Green soups seemed to be a common starter when we ordered the Pilgrim’s menu along the way. Although the presentation was better than some we ate the flavor was not as complex. The hostel was being run by two couples from Holland. They spent 3-6 weeks working there then another set of people would come run the hostel.
Pasta was the typical second or main course in the Pilgrim’s menu. This was some sort of bolognaise sauce–or so I was told by my more traveled eating companions.
A custard was a typical postre (poe-strey). It was a surprise when we got bread pudding. I make bread pudding so I am a bit particular. I was satisfied with the quality–the whipped cream was yummo too. The people from Europe at the table were more wary of it than I expected.
My coworker told me I had to try paella (pie-eh-yah). Which, near as I can tell, is a baked skillet of saffron rice and some sort of meat. I wish I could have found some grandmother to make it for me. Homecooking always wins. This was quite good and makes me want to experiment with saffron.
This was an adventure of a meal.
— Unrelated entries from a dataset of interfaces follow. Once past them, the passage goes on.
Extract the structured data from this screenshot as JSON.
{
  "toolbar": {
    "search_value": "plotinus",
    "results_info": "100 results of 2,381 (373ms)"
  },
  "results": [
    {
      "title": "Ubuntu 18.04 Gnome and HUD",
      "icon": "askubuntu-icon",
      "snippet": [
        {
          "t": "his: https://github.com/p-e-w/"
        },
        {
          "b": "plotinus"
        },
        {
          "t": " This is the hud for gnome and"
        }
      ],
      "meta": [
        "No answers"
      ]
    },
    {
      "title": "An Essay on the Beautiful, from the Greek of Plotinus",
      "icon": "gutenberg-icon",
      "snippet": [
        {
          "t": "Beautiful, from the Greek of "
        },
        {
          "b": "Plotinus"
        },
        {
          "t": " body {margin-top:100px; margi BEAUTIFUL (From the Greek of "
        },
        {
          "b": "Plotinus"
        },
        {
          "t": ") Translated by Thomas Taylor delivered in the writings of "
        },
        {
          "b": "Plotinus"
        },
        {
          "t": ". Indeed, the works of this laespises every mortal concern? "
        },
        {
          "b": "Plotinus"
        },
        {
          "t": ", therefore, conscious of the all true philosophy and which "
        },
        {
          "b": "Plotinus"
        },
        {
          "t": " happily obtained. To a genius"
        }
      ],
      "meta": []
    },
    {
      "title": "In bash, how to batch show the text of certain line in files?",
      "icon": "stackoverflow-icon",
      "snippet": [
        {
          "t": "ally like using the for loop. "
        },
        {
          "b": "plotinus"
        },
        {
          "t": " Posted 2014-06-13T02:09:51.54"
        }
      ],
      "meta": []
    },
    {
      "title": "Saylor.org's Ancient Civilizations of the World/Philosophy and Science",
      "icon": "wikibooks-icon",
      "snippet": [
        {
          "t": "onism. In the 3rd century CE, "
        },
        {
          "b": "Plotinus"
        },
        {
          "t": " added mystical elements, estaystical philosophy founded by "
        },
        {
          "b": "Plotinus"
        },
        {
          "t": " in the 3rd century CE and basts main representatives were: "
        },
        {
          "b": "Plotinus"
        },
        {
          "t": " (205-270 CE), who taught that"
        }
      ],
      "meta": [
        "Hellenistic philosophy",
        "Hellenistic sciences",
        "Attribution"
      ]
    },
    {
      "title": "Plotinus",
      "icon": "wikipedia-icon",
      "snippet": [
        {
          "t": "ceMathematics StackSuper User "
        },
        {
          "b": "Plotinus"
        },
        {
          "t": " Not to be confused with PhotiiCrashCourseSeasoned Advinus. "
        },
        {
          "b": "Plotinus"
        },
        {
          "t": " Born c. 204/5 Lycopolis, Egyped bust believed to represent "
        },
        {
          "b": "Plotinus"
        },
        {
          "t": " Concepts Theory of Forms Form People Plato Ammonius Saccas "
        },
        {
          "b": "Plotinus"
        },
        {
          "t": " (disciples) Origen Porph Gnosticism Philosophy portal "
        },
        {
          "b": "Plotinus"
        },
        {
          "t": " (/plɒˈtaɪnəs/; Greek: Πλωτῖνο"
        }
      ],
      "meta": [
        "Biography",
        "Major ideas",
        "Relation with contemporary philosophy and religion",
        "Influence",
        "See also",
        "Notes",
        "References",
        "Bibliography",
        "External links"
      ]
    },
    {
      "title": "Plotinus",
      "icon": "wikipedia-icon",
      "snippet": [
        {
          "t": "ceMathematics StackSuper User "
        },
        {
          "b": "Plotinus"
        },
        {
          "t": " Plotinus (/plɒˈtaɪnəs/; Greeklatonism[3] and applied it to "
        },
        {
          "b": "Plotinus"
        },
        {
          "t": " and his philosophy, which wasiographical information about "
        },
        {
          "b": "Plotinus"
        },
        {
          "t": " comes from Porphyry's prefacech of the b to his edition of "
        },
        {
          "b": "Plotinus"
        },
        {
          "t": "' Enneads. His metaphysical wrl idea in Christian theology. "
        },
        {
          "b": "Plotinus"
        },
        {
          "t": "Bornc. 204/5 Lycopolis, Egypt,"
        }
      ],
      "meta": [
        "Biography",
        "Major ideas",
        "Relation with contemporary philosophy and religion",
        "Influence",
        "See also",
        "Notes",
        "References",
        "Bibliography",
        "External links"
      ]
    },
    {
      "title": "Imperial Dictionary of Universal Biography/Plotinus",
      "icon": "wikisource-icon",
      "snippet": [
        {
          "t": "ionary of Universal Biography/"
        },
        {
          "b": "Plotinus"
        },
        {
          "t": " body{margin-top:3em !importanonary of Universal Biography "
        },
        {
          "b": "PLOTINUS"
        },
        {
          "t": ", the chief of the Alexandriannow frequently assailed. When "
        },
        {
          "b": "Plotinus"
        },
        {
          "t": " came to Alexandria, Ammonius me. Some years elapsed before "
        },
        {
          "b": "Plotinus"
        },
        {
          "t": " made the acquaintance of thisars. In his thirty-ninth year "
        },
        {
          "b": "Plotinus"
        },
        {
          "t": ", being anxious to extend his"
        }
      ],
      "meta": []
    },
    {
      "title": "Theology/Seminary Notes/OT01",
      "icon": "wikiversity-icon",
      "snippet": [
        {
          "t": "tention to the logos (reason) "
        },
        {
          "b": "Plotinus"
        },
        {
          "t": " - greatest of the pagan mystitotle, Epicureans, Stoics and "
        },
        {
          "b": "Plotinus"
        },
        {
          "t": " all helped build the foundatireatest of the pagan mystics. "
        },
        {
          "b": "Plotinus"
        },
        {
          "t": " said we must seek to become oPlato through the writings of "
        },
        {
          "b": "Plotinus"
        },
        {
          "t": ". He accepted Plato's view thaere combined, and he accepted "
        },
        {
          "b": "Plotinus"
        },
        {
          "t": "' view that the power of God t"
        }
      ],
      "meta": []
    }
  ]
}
Yan, Daniel (hiker from Sweden) and I met our new friend and hospitelero (hostel host) for supper in Logroño. He decided to order for us and we all ate family style. This is how we ended up with a salad that included a goat cheese (I think), a balsamic vinegar dressing and thin slices of cooked duck. The duck is what looks like the purple slices of meat. It was an awesome salad. I ate mostly that.
Blood sausage. Despite its terrible appearance and name. It tasted much like liver; that high in iron taste. It was mixed somehow with rice so I’m not sure what order they did things in to make it taste the way it did.
More of the fancy pinchos (similar to tapas) we ate wers octopus on bread with other veggies. It was delicious and I would have gotten another one if they had more. can you see the tentacles!?
The ordering style at the bar involved pointing and stating a quantity. Because of that, I have no clue what they called this type of food. It was pulpo something. Pulpo just means octopus.
Along the Way we ate at an outdoor oven cafe. It was lovely and their food was flavorful. Jess got the asparagus pizza and she was lucky I didn’t steal it from her.

There was too much good food for one blog post! I am splitting this into two parts so I don’t make my readers too hungry. So wipe away the saliva, fix yourself a PB&J and wait for another post about food that is coming soon.